◆ ABOUT THIS EXERCISE:
Nothing in the data should be left out, so repeat it all exactly.

*** TASK INPUTS ***

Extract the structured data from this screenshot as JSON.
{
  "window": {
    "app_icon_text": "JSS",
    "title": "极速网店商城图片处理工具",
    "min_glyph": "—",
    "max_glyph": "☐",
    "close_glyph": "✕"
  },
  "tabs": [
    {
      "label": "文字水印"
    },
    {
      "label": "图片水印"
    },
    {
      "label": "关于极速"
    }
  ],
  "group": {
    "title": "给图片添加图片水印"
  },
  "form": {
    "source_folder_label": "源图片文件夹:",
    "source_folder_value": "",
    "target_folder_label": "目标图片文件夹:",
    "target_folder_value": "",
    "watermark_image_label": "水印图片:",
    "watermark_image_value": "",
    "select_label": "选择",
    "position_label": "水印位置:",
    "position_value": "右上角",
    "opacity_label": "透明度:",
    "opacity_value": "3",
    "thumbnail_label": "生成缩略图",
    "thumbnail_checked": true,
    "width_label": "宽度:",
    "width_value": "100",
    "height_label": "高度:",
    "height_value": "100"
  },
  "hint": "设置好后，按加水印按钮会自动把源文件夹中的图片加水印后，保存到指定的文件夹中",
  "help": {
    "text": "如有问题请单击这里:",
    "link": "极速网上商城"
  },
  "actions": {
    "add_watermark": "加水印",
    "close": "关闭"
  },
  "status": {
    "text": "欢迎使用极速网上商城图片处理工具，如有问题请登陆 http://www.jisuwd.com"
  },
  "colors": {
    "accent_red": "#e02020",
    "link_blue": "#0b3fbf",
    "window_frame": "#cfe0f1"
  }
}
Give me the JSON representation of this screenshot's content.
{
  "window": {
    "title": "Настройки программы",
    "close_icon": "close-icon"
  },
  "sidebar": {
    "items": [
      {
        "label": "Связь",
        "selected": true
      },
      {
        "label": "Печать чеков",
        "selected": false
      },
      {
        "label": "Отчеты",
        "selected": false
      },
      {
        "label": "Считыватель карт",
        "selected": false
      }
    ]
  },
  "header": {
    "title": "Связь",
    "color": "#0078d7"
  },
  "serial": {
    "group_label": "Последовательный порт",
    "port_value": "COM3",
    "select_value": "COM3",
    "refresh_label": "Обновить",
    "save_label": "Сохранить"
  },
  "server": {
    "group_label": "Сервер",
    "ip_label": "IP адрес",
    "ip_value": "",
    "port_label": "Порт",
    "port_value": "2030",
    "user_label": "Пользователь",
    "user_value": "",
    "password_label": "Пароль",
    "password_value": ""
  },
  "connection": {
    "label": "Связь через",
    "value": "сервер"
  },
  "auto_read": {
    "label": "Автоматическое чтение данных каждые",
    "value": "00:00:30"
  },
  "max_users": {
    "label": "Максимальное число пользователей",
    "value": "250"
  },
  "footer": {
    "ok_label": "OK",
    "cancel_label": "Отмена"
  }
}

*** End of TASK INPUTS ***

◆ ANSWER AREA:
Extract the structured data from this screenshot as JSON.
{
  "window": {
    "app_icon_text": "JSS",
    "title": "极速网店商城图片处理工具",
    "min_glyph": "—",
    "max_glyph": "☐",
    "close_glyph": "✕"
  },
  "tabs": [
    {
      "label": "文字水印"
    },
    {
      "label": "图片水印"
    },
    {
      "label": "关于极速"
    }
  ],
  "group": {
    "title": "给图片添加图片水印"
  },
  "form": {
    "source_folder_label": "源图片文件夹:",
    "source_folder_value": "",
    "target_folder_label": "目标图片文件夹:",
    "target_folder_value": "",
    "watermark_image_label": "水印图片:",
    "watermark_image_value": "",
    "select_label": "选择",
    "position_label": "水印位置:",
    "position_value": "右上角",
    "opacity_label": "透明度:",
    "opacity_value": "3",
    "thumbnail_label": "生成缩略图",
    "thumbnail_checked": true,
    "width_label": "宽度:",
    "width_value": "100",
    "height_label": "高度:",
    "height_value": "100"
  },
  "hint": "设置好后，按加水印按钮会自动把源文件夹中的图片加水印后，保存到指定的文件夹中",
  "help": {
    "text": "如有问题请单击这里:",
    "link": "极速网上商城"
  },
  "actions": {
    "add_watermark": "加水印",
    "close": "关闭"
  },
  "status": {
    "text": "欢迎使用极速网上商城图片处理工具，如有问题请登陆 http://www.jisuwd.com"
  },
  "colors": {
    "accent_red": "#e02020",
    "link_blue": "#0b3fbf",
    "window_frame": "#cfe0f1"
  }
}
Give me the JSON representation of this screenshot's content.
{
  "window": {
    "title": "Настройки программы",
    "close_icon": "close-icon"
  },
  "sidebar": {
    "items": [
      {
        "label": "Связь",
        "selected": true
      },
      {
        "label": "Печать чеков",
        "selected": false
      },
      {
        "label": "Отчеты",
        "selected": false
      },
      {
        "label": "Считыватель карт",
        "selected": false
      }
    ]
  },
  "header": {
    "title": "Связь",
    "color": "#0078d7"
  },
  "serial": {
    "group_label": "Последовательный порт",
    "port_value": "COM3",
    "select_value": "COM3",
    "refresh_label": "Обновить",
    "save_label": "Сохранить"
  },
  "server": {
    "group_label": "Сервер",
    "ip_label": "IP адрес",
    "ip_value": "",
    "port_label": "Порт",
    "port_value": "2030",
    "user_label": "Пользователь",
    "user_value": "",
    "password_label": "Пароль",
    "password_value": ""
  },
  "connection": {
    "label": "Связь через",
    "value": "сервер"
  },
  "auto_read": {
    "label": "Автоматическое чтение данных каждые",
    "value": "00:00:30"
  },
  "max_users": {
    "label": "Максимальное число пользователей",
    "value": "250"
  },
  "footer": {
    "ok_label": "OK",
    "cancel_label": "Отмена"
  }
}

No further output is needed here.